"Augmentable, Believable, Improvable and Invisible": exploring identity management services

Augmentable, Believable, Improvable and Invisible is a project by Ina Xi (Art Center College of Design) that aims at reinventing social media and identity management services. What attracted my attention is that the project is based on the research of social media users' misleading behaviors online. It basically "speculates how we can design the social network if it were to afford human conditions such as lying and hiding, even when it's offline".

Ina's research was informed by an on-going discourse about social media users' virtual identity and its security resulted from the increasingly publicized personal data, and is greatly inspired by anecdotes and stories of using technologies to selectively hide from and lie to members in one's virtual network for varied social purposes, which also has an impact on one's real-world relationships", which had led to the summary of four main typographies of dishonest behaviors and their outcomes: "The 'Augmentable Me' is driven by the motivation of a better self-image in front of the chosen audience, and based on what one wants to gain out of being the way they choose.

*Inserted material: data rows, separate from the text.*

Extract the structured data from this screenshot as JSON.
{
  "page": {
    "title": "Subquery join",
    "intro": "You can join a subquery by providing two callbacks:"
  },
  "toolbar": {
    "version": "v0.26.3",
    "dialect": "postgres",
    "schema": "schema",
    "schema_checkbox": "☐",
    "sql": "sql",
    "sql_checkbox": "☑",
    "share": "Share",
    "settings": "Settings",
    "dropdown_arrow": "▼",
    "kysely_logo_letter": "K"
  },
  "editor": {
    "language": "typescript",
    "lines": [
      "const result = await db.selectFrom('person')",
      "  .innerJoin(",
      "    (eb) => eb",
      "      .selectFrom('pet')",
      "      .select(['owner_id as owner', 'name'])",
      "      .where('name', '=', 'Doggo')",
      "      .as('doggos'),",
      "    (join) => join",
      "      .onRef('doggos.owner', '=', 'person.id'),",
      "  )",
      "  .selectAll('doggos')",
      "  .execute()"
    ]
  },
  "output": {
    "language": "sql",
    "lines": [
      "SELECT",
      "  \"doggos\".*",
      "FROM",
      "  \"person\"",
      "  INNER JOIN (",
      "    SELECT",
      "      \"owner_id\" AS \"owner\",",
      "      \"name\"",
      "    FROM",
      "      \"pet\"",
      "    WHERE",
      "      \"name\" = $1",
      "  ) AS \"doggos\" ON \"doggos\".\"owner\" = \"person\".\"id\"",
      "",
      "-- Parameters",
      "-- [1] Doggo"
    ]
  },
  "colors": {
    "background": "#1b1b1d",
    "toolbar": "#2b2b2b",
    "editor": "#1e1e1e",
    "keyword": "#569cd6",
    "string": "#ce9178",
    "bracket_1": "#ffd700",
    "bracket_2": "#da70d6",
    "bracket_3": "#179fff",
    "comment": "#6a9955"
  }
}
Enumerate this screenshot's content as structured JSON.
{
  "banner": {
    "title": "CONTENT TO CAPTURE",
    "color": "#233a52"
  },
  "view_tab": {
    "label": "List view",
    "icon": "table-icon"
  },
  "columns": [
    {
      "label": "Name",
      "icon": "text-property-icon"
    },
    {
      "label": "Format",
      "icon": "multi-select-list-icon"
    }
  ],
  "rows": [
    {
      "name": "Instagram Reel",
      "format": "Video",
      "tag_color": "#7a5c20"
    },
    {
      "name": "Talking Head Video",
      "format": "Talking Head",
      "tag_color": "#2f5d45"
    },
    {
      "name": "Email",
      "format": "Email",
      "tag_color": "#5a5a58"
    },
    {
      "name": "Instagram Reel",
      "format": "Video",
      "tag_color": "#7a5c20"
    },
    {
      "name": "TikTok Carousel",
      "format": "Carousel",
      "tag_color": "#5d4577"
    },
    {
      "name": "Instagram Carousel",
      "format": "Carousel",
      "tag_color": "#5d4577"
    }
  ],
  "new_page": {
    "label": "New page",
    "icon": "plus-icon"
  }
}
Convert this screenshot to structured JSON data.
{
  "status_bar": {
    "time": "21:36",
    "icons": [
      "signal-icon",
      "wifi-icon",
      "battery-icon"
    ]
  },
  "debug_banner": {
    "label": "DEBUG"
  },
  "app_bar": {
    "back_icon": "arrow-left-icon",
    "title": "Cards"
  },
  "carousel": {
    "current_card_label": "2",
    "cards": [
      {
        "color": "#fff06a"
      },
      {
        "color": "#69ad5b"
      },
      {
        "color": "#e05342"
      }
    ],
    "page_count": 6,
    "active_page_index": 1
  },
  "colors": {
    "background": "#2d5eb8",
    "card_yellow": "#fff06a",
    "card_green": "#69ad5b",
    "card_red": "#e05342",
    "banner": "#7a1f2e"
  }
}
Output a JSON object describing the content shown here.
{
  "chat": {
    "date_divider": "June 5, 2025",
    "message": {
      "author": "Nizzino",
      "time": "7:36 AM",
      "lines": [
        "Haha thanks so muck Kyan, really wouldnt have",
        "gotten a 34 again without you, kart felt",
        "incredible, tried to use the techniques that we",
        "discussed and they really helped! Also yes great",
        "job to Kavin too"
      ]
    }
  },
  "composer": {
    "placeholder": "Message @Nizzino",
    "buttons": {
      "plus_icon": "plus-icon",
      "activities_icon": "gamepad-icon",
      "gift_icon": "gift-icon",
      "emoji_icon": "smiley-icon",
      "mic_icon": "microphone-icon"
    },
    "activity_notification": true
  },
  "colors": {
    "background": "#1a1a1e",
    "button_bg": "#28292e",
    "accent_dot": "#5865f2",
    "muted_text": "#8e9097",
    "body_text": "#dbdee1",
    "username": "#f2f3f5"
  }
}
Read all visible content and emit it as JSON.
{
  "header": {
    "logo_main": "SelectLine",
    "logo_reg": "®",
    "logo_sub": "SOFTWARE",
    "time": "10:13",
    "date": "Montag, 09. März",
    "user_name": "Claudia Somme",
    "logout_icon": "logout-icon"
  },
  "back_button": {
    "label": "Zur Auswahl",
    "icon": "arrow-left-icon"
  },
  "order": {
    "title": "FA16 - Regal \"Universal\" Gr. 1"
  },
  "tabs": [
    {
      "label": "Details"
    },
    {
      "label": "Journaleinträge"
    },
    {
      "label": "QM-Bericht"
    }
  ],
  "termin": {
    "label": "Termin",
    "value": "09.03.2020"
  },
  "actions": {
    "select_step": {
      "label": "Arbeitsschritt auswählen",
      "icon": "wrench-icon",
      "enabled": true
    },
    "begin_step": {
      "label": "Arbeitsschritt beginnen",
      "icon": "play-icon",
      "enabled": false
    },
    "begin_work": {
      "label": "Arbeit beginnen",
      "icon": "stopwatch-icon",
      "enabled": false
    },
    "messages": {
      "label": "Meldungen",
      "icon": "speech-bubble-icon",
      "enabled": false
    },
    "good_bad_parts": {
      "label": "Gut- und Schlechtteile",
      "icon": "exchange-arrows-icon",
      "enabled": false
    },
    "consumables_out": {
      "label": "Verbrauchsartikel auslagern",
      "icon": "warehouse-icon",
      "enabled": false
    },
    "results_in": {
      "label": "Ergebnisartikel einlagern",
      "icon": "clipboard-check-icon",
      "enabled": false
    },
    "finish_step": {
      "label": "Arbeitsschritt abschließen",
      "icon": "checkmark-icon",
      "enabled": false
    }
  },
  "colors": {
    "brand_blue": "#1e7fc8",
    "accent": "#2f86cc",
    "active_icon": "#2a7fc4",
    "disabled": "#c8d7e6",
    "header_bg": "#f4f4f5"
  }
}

The 'Believable Me' is a virtual identity associated with credible, authentic informations of a real person, regardless of whether what has been said or done is exactly what has happened. The 'Believable Me' is motivated by the intention of preserving privacy through actively spreading their private information to the world.

The 'Improvable Me' is the result of a built-up online reputation on top of a bad, or a damaged one.

The 'Invisible Me' is an anonymous identity due to a missing link or a mismatch between the virtual identity and the real person. The value of the Invisible Me is rewarding especially when the identity used to be more public, exposed or discussed."

These personas were then used to translates the observational research into a series of user experiences and scenarios described on her website. See for instance this design fiction which is very compelling:

"Peter always saw Lisa on the metro train home. He wanted to approach her but, instead of coming up and say hi, he tried to find her online. Putting together the observed characteristics of Lisa and pretending to be the guy Robert who said hi to her once on the train, Peter had Lisa accept him as a friend in the virtual network.

Carefully he created a desirable picture of himself through a falsified identity seen by Lisa alone, based on the algorithmic analysis of her online profile, activity history, group discussions and contact list. A discussion between her network friends has shown Peter an opportunity to meet Lisa in real life, making her reach out naturally to him.

With everything planned out and the handy tips of talking ready, Peter went to the bookstore where Lisa works part-timely as a store assistant. Everything happened as expected, except, however, the fact that Lisa was not there to talk to him, and neither does she work at the store.."

Why do I blog this? This project is close to what a student of mine is doing at the design school in Geneva (creating bots that interact on social networking sites). The idea of using this kind of research , material and narrative to explore the complexity of identity management services is interesting. I particularly like the emphasis on various sorts of interfaces in the video.